Browning AB3 Composite Stalker
This newest addition to the Browning A-Bolt family is less expensive than its older siblings, yet it retains much of the classic A-Bolt DNA. The AB3 has a short 60-degree bolt throw, feeds from a detachable magazine, is equipped with a good trigger and recoil pad, and has a tang-mounted safety. The composite stock is not very handsome, but it is tough. It comes in four calibers: .270 Win., .30/06, 7mm Rem. Mag., and .300 Win. Mag.
Remington Model 700 SPS Tactical
This rifle is an ugly little brute, but it does a hell of a job putting bullets in tiny clusters downrange. The 700 action is synonymous with accuracy, and this particular iteration, with its Hogue stock and stiff 20-inch barrel, delivers more performance for the price than any other 700 in Remington’s lineup. It comes in just two calibers, .223 and .308, but there’s no deer in the world that won’t succumb to a .308 through the ribs. The X-Mark Pro Trigger is crisp and consistent.
The Ruger American is without question one of the most remarkable values ever to grace the racks of a gun store. It is inexpensive, functional, and more accurate than many custom rifles costing $2,000 or more. I’ve shot several of them and all have shot groups better than 1 inch at 100 yards. The trigger is good, the rotary magazine is easy to load, and the rifle balances great while being carried or fired. It comes in six calibers, ranging from .22/250 Rem. to .30/06.

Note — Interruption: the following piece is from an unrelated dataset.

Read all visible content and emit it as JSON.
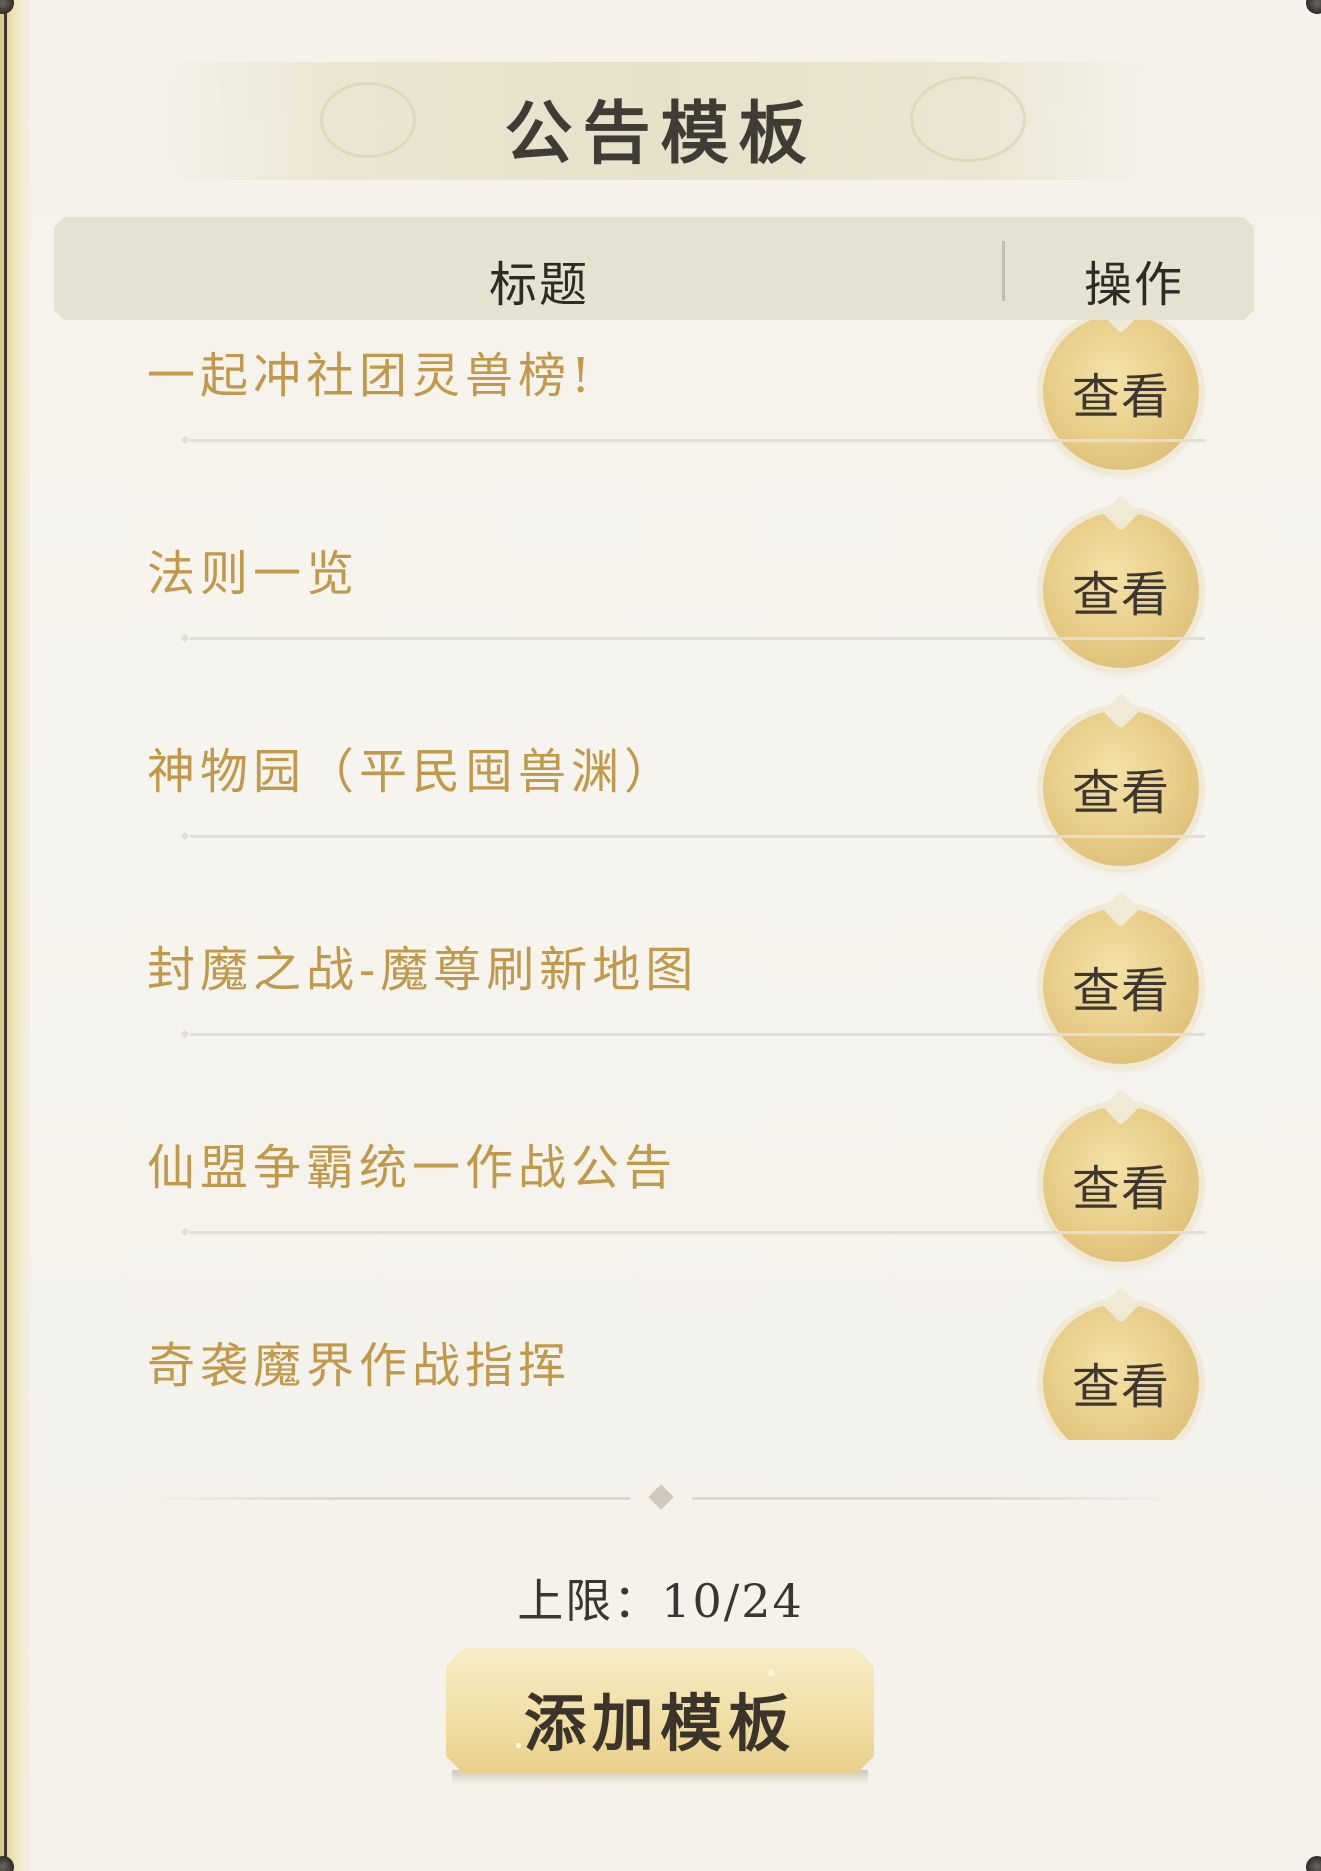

This rifle doesn’t offer much in the way of frills, but what it does bring to the table is a beautifully made barrel and an action that optimizes both economical construction and shooting accuracy. The 200’s precision is enhanced by both the use of a barrel nut to affix the barrel to the receiver, allowing for precise headspacing at the factory, and the two-piece bolt, which has a floating bolt head that self-aligns with the cartridge head as the chamber is closed.
Winchester Model 70 Sporter

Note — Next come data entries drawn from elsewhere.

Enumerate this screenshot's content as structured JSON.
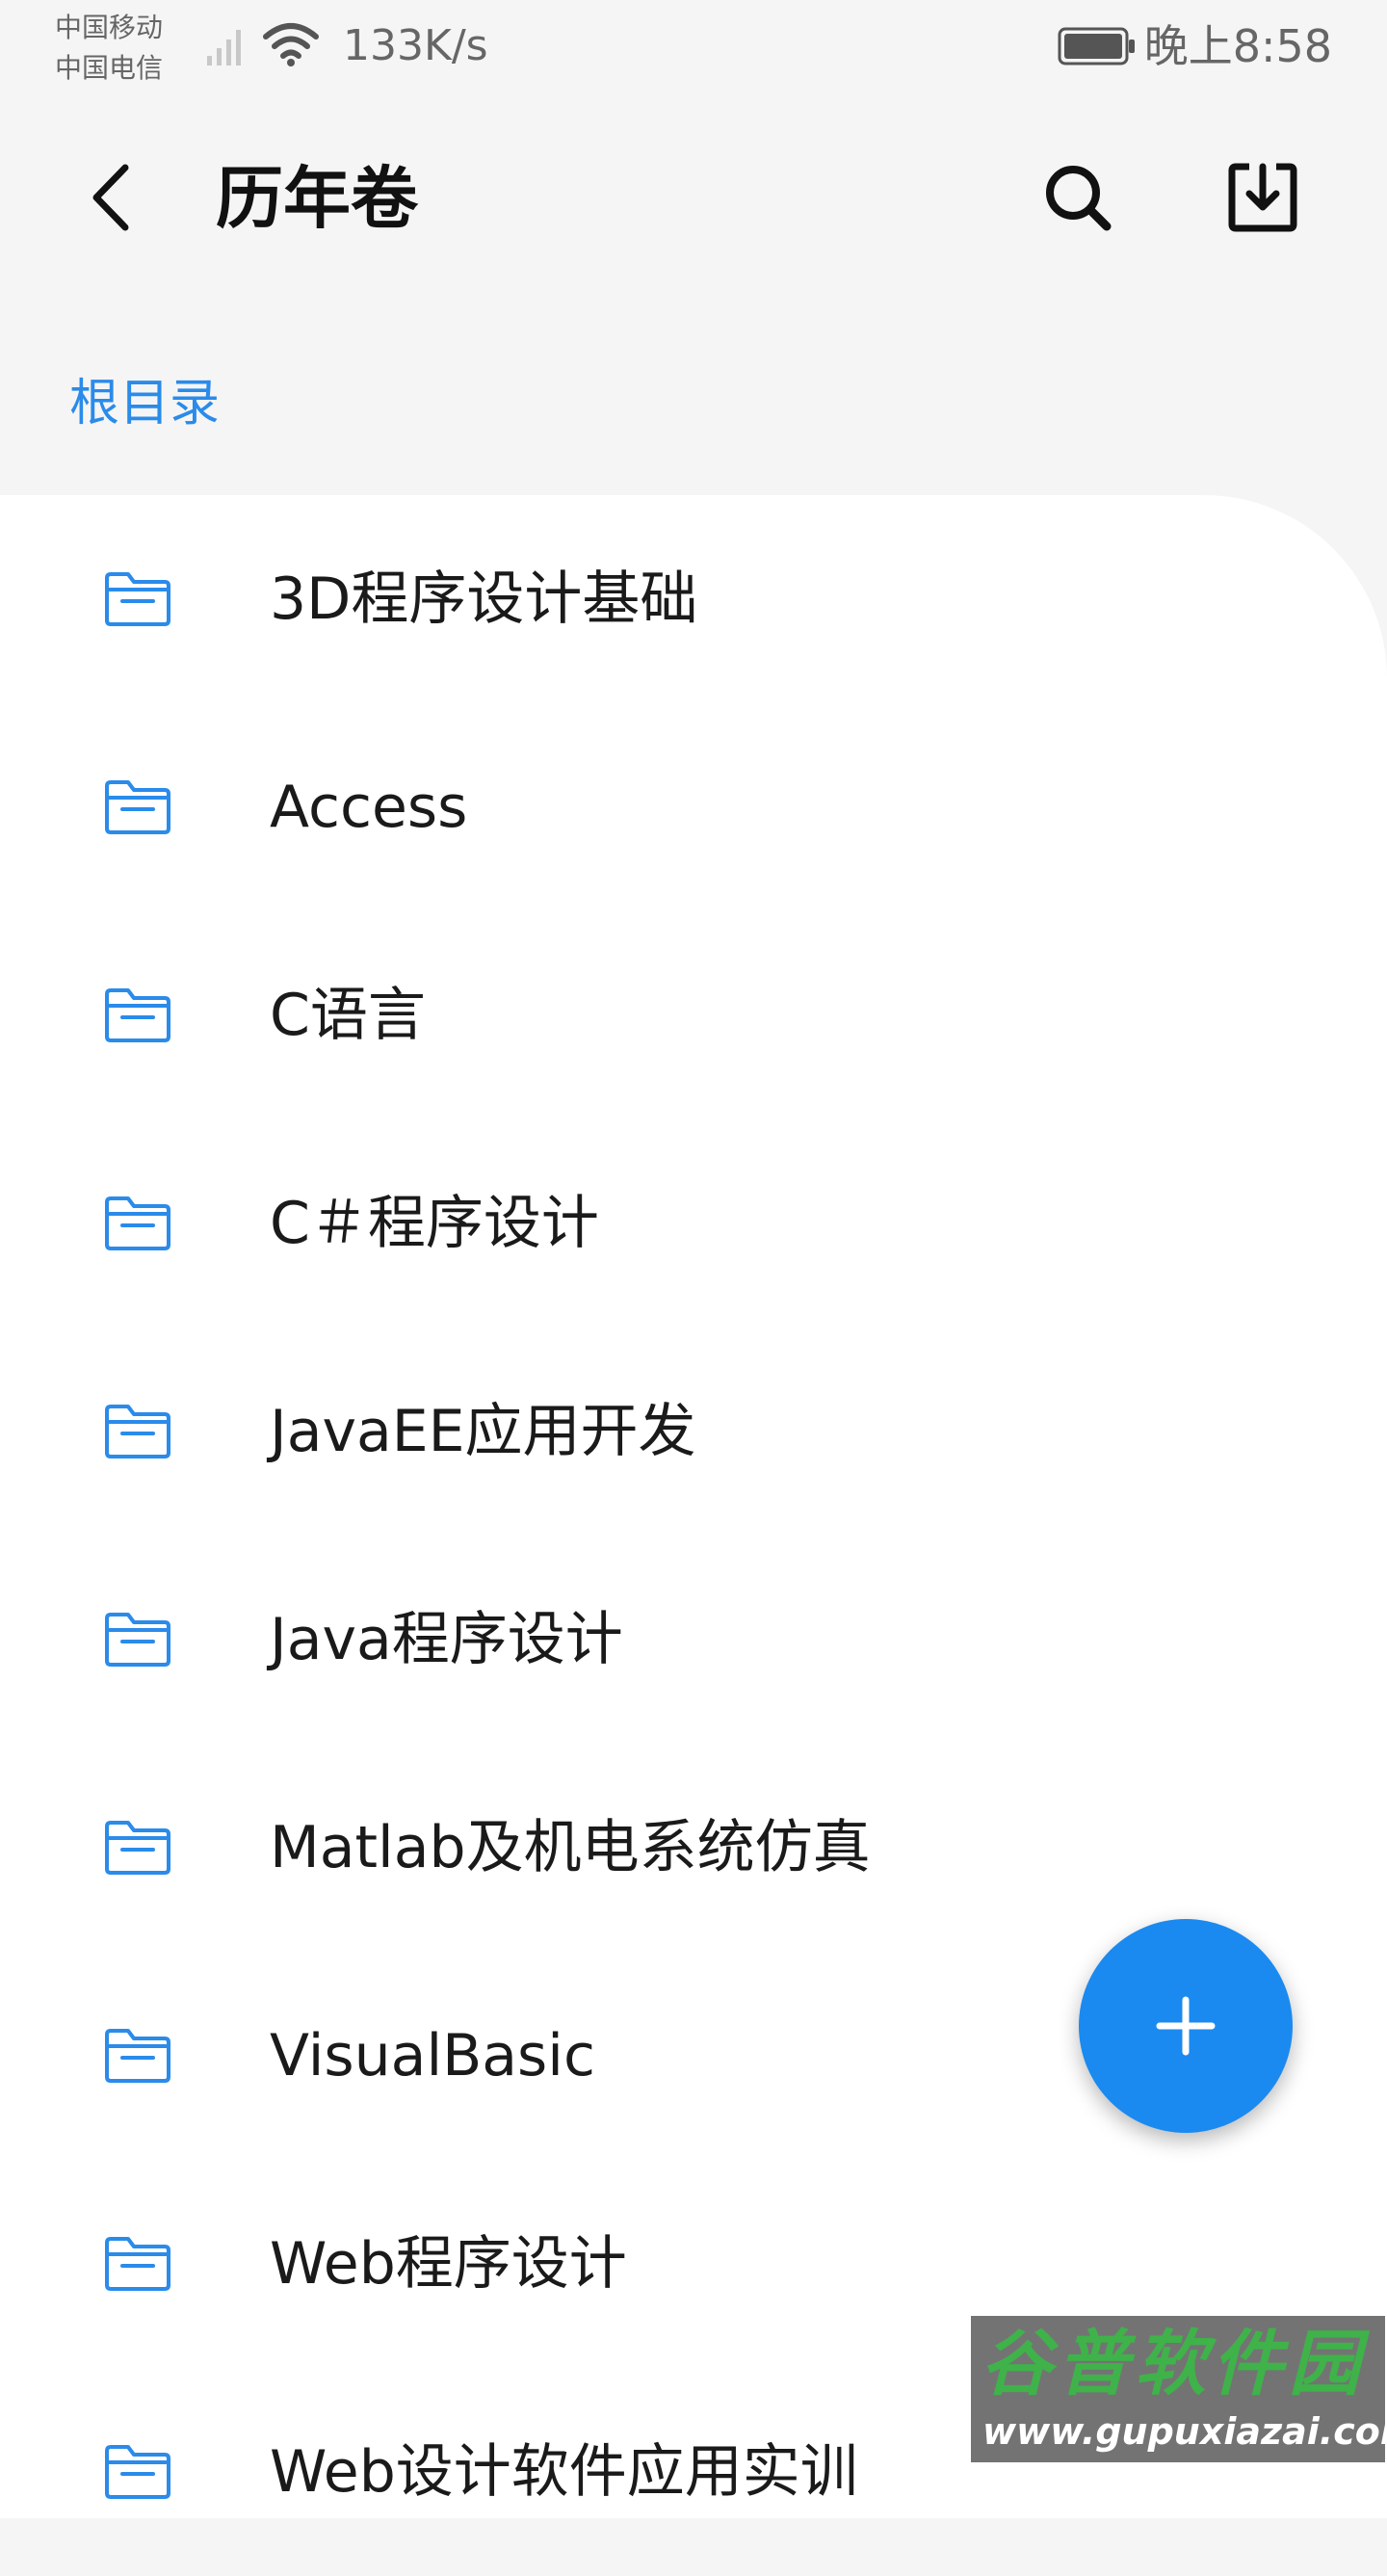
{
  "status_bar": {
    "carrier_1": "中国移动",
    "carrier_2": "中国电信",
    "net_speed": "133K/s",
    "time": "晚上8:58"
  },
  "app_bar": {
    "title": "历年卷",
    "back_icon": "chevron-left-icon",
    "search_icon": "search-icon",
    "download_icon": "download-icon"
  },
  "breadcrumb": {
    "root": "根目录"
  },
  "folders": [
    {
      "label": "3D程序设计基础",
      "icon": "folder-icon"
    },
    {
      "label": "Access",
      "icon": "folder-icon"
    },
    {
      "label": "C语言",
      "icon": "folder-icon"
    },
    {
      "label": "C＃程序设计",
      "icon": "folder-icon"
    },
    {
      "label": "JavaEE应用开发",
      "icon": "folder-icon"
    },
    {
      "label": "Java程序设计",
      "icon": "folder-icon"
    },
    {
      "label": "Matlab及机电系统仿真",
      "icon": "folder-icon"
    },
    {
      "label": "VisualBasic",
      "icon": "folder-icon"
    },
    {
      "label": "Web程序设计",
      "icon": "folder-icon"
    },
    {
      "label": "Web设计软件应用实训",
      "icon": "folder-icon"
    }
  ],
  "fab": {
    "icon": "plus-icon"
  },
  "watermark": {
    "title": "谷普软件园",
    "url": "www.gupuxiazai.com"
  },
  "colors": {
    "accent": "#1a8af0",
    "breadcrumb": "#2a8bea",
    "folder_icon": "#2a8bea",
    "background": "#f5f5f5",
    "card": "#ffffff"
  }
}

The elegance of the Model 70 has enchanted sportsmen for decades, and the newest M70 Sporter exhibits those same charms. The graceful stock and tasteful combination of walnut and blued metal give the Model 70 a flair that dull-metaled guns with plastic stocks just can’t match. The updated trigger isn’t as robust as that on the original M70 design, but it is an improvement over the heavy triggers Winchesters had until a few years ago.
Photo by Charles Alsheimer